It’s hard to explain a project that you didn’t realize you’ve been working on your whole life. It’s not like these photographs were shot on autopilot. I was just shooting in an attempt to show the beauty of our National Parks.
Only in the edit did I start noticing a trend, which I’ve been feeling subconsciously since I was a kid shooting Polaroid snapshots on cross-country family trips to the Grand Canyon, Painted Desert and the Great Smoky Mountains. The trend where I used people as nearly insignificant props in the vast landscape.
Not insignificant in the fact that we, as nature lovers or Americans, do not matter or play a role in the survival of these national treasures, but insignificant in the fact that we do not matter to the parks themselves – the trees, the mountains, the petrified wood.

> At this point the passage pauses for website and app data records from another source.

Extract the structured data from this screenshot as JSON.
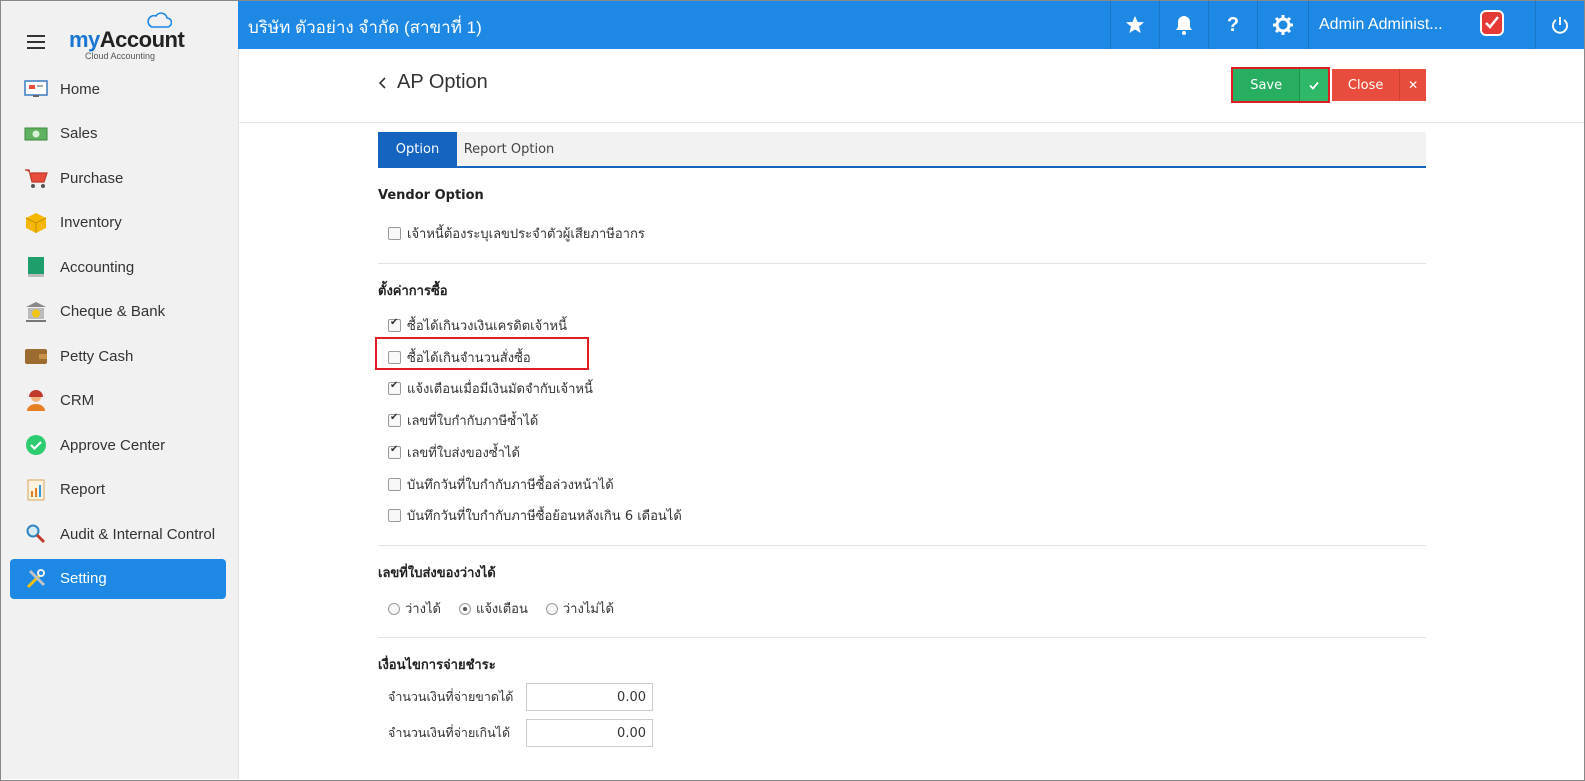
{
  "logo": {
    "brand_my": "my",
    "brand_account": "Account",
    "subtitle": "Cloud Accounting"
  },
  "sidebar": {
    "items": [
      {
        "label": "Home",
        "icon": "home-icon"
      },
      {
        "label": "Sales",
        "icon": "money-icon"
      },
      {
        "label": "Purchase",
        "icon": "cart-icon"
      },
      {
        "label": "Inventory",
        "icon": "box-icon"
      },
      {
        "label": "Accounting",
        "icon": "book-icon"
      },
      {
        "label": "Cheque & Bank",
        "icon": "bank-icon"
      },
      {
        "label": "Petty Cash",
        "icon": "wallet-icon"
      },
      {
        "label": "CRM",
        "icon": "person-icon"
      },
      {
        "label": "Approve Center",
        "icon": "check-circle-icon"
      },
      {
        "label": "Report",
        "icon": "report-icon"
      },
      {
        "label": "Audit & Internal Control",
        "icon": "magnifier-icon"
      },
      {
        "label": "Setting",
        "icon": "tools-icon",
        "active": true
      }
    ]
  },
  "topbar": {
    "company": "บริษัท ตัวอย่าง จำกัด (สาขาที่ 1)",
    "user_name": "Admin Administ..."
  },
  "header": {
    "title": "AP Option",
    "save_label": "Save",
    "close_label": "Close"
  },
  "tabs": [
    {
      "label": "Option",
      "active": true
    },
    {
      "label": "Report Option",
      "active": false
    }
  ],
  "vendor_option": {
    "title": "Vendor Option",
    "items": [
      {
        "label": "เจ้าหนี้ต้องระบุเลขประจำตัวผู้เสียภาษีอากร",
        "checked": false
      }
    ]
  },
  "purchase_settings": {
    "title": "ตั้งค่าการซื้อ",
    "items": [
      {
        "label": "ซื้อได้เกินวงเงินเครดิตเจ้าหนี้",
        "checked": true
      },
      {
        "label": "ซื้อได้เกินจำนวนสั่งซื้อ",
        "checked": false
      },
      {
        "label": "แจ้งเตือนเมื่อมีเงินมัดจำกับเจ้าหนี้",
        "checked": true
      },
      {
        "label": "เลขที่ใบกำกับภาษีซ้ำได้",
        "checked": true
      },
      {
        "label": "เลขที่ใบส่งของซ้ำได้",
        "checked": true
      },
      {
        "label": "บันทึกวันที่ใบกำกับภาษีซื้อล่วงหน้าได้",
        "checked": false
      },
      {
        "label": "บันทึกวันที่ใบกำกับภาษีซื้อย้อนหลังเกิน 6 เดือนได้",
        "checked": false
      }
    ]
  },
  "delivery_blank": {
    "title": "เลขที่ใบส่งของว่างได้",
    "options": [
      {
        "label": "ว่างได้",
        "selected": false
      },
      {
        "label": "แจ้งเตือน",
        "selected": true
      },
      {
        "label": "ว่างไม่ได้",
        "selected": false
      }
    ]
  },
  "payment_terms": {
    "title": "เงื่อนไขการจ่ายชำระ",
    "fields": [
      {
        "label": "จำนวนเงินที่จ่ายขาดได้",
        "value": "0.00"
      },
      {
        "label": "จำนวนเงินที่จ่ายเกินได้",
        "value": "0.00"
      }
    ]
  },
  "colors": {
    "primary": "#1e88e5",
    "save": "#27ae60",
    "close": "#e74c3c",
    "highlight": "#e01b24"
  }
}
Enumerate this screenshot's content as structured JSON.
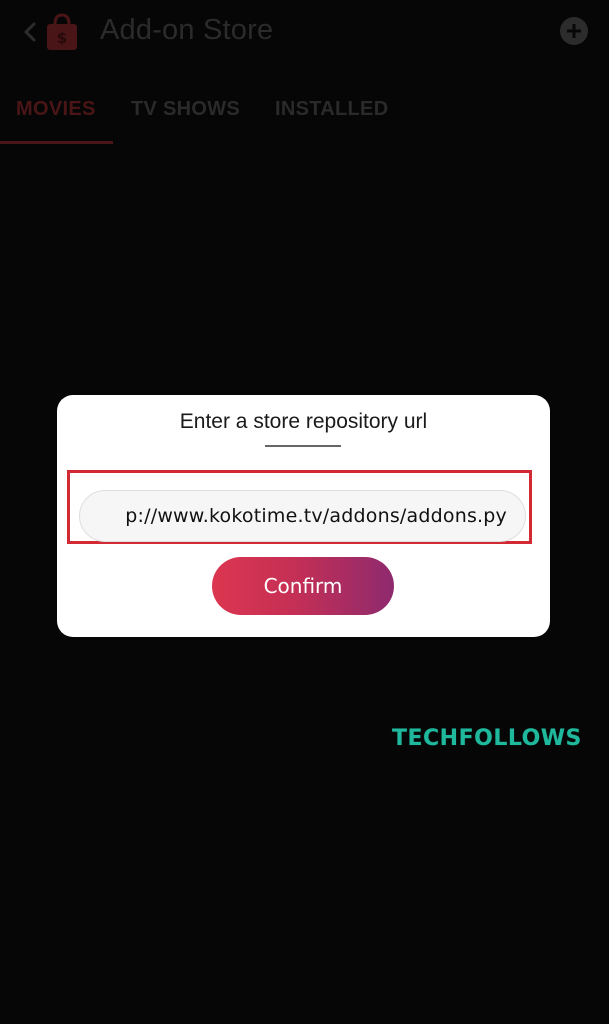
{
  "header": {
    "title": "Add-on Store",
    "back_icon": "chevron-left-icon",
    "store_icon": "shopping-bag-icon",
    "add_icon": "plus-circle-icon"
  },
  "tabs": [
    {
      "label": "MOVIES",
      "active": true
    },
    {
      "label": "TV SHOWS",
      "active": false
    },
    {
      "label": "INSTALLED",
      "active": false
    }
  ],
  "dialog": {
    "title": "Enter a store repository url",
    "url_value": "p://www.kokotime.tv/addons/addons.py",
    "confirm_label": "Confirm"
  },
  "watermark": "TECHFOLLOWS",
  "colors": {
    "background": "#060606",
    "accent": "#d22a34",
    "button_start": "#dc3650",
    "button_end": "#8e2a6e",
    "watermark": "#1fb89c"
  }
}
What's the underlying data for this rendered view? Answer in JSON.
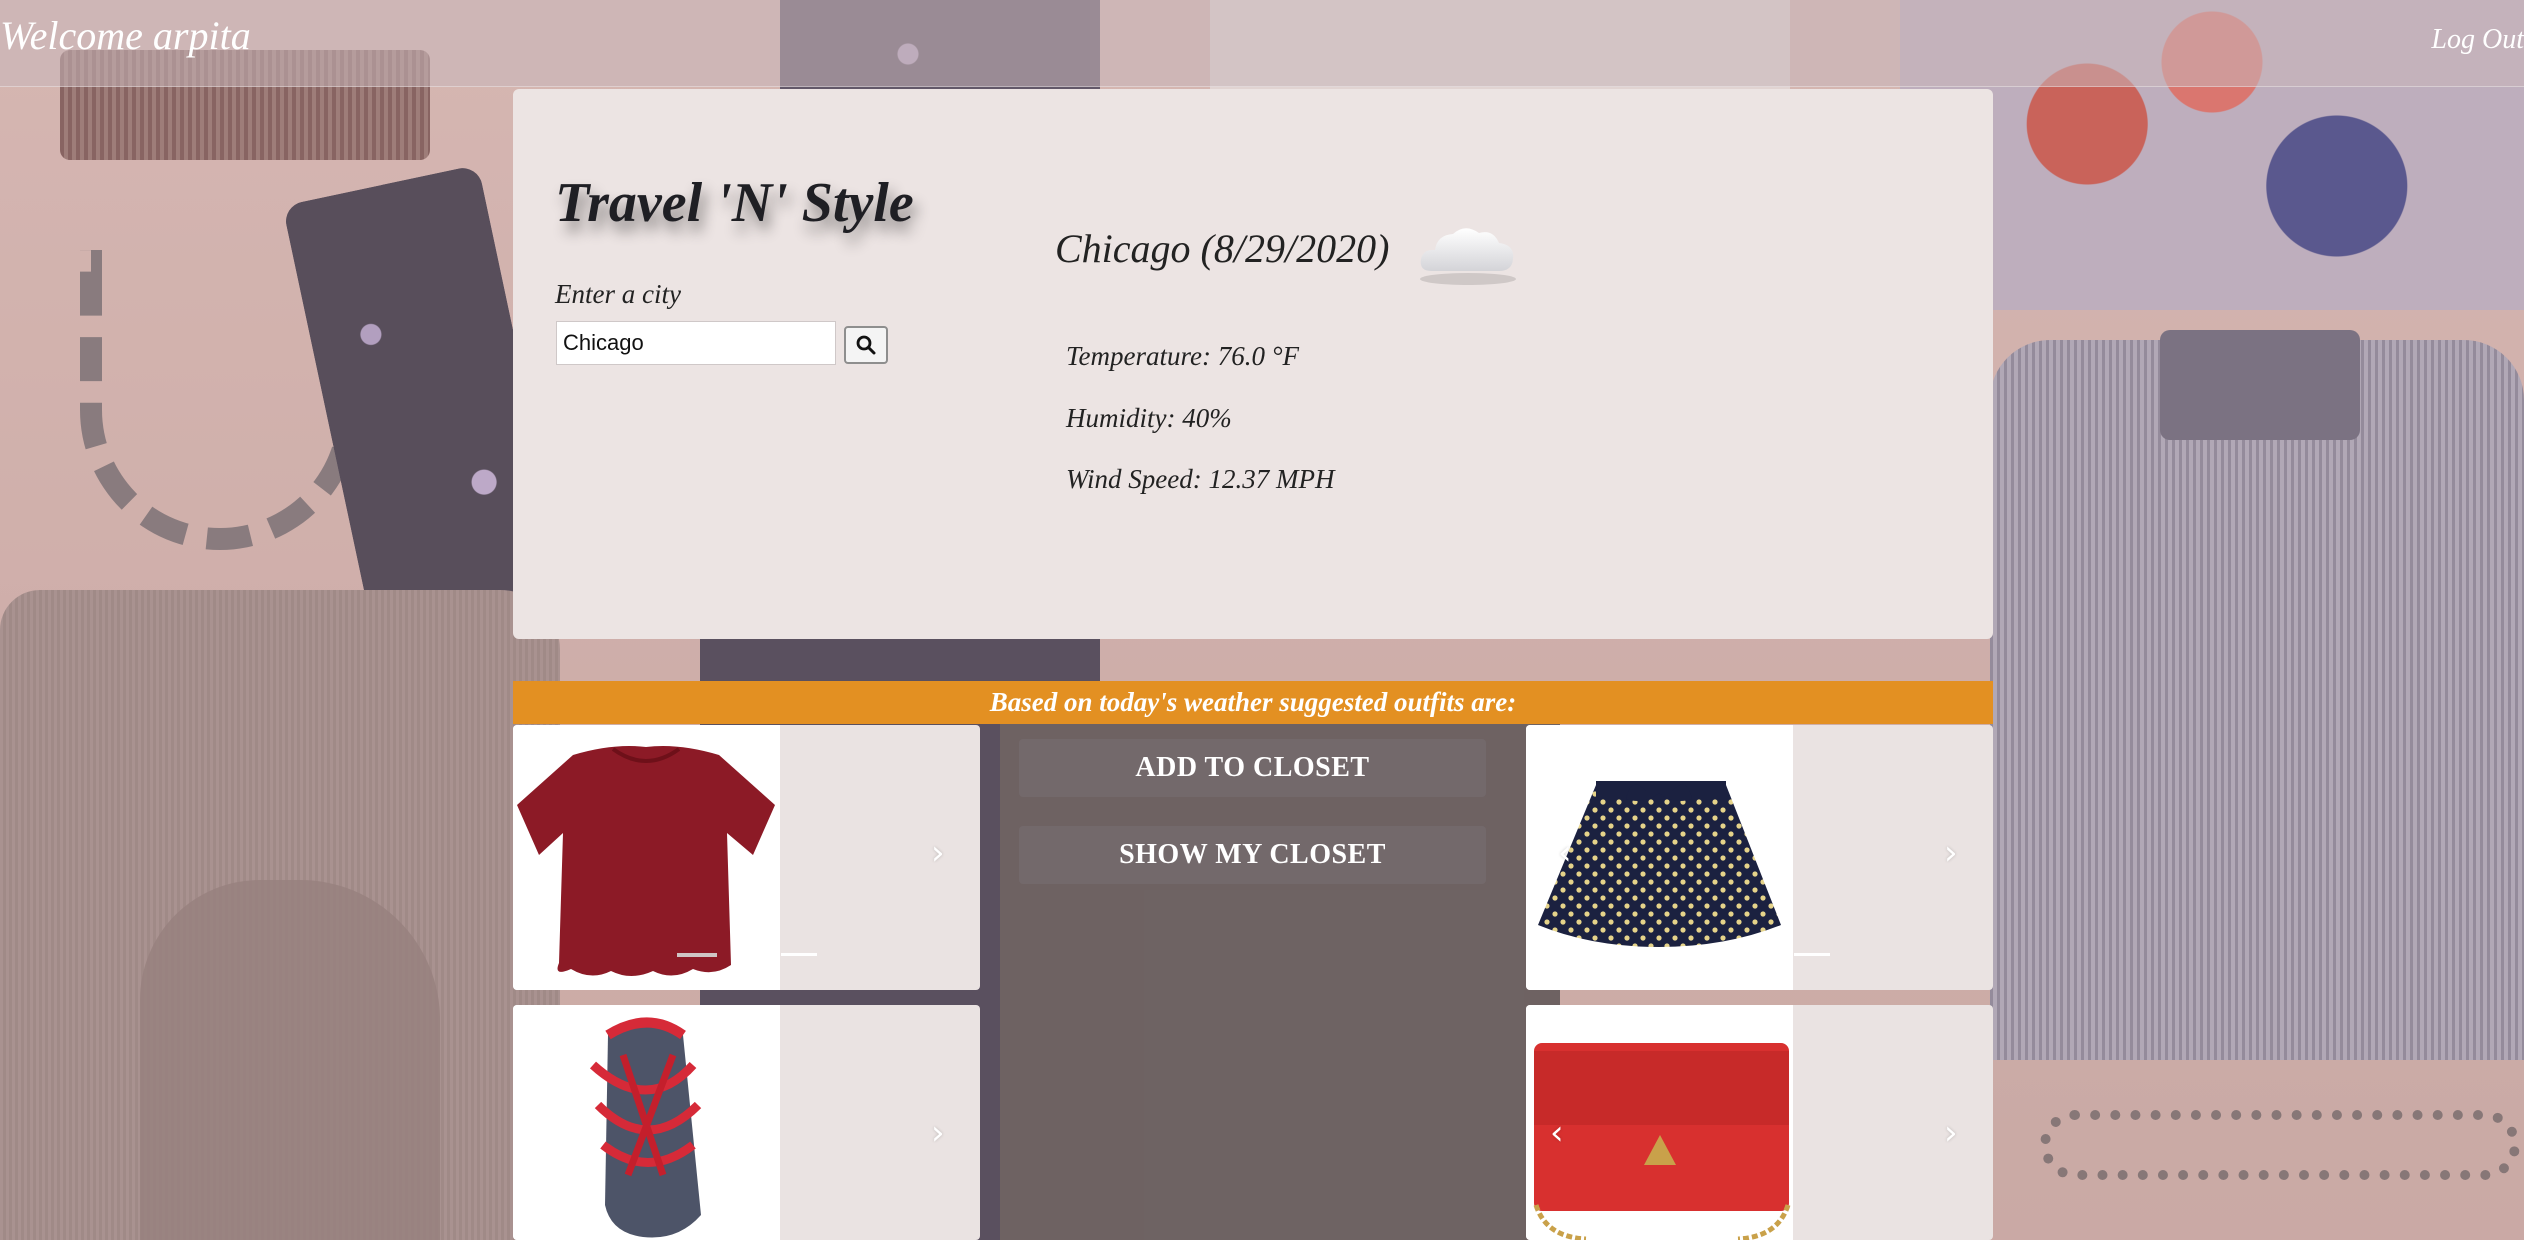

The insignificance we feel while standing at the base of a granite tower or watching Old Faithful erupt is one of the many reasons we visit these lands, our land, this land, protected by an act of Congress many years ago.
Once you realize you mean nothing to the mountains, it makes them all the more powerful and beautiful.
Once you realize you are small and only a spectator, do you begin to realize how much this land really means to all of us.
These are just a few insignificant pictures of an insignificant project that I have collected in my quest to visit every National Park before I turn 40.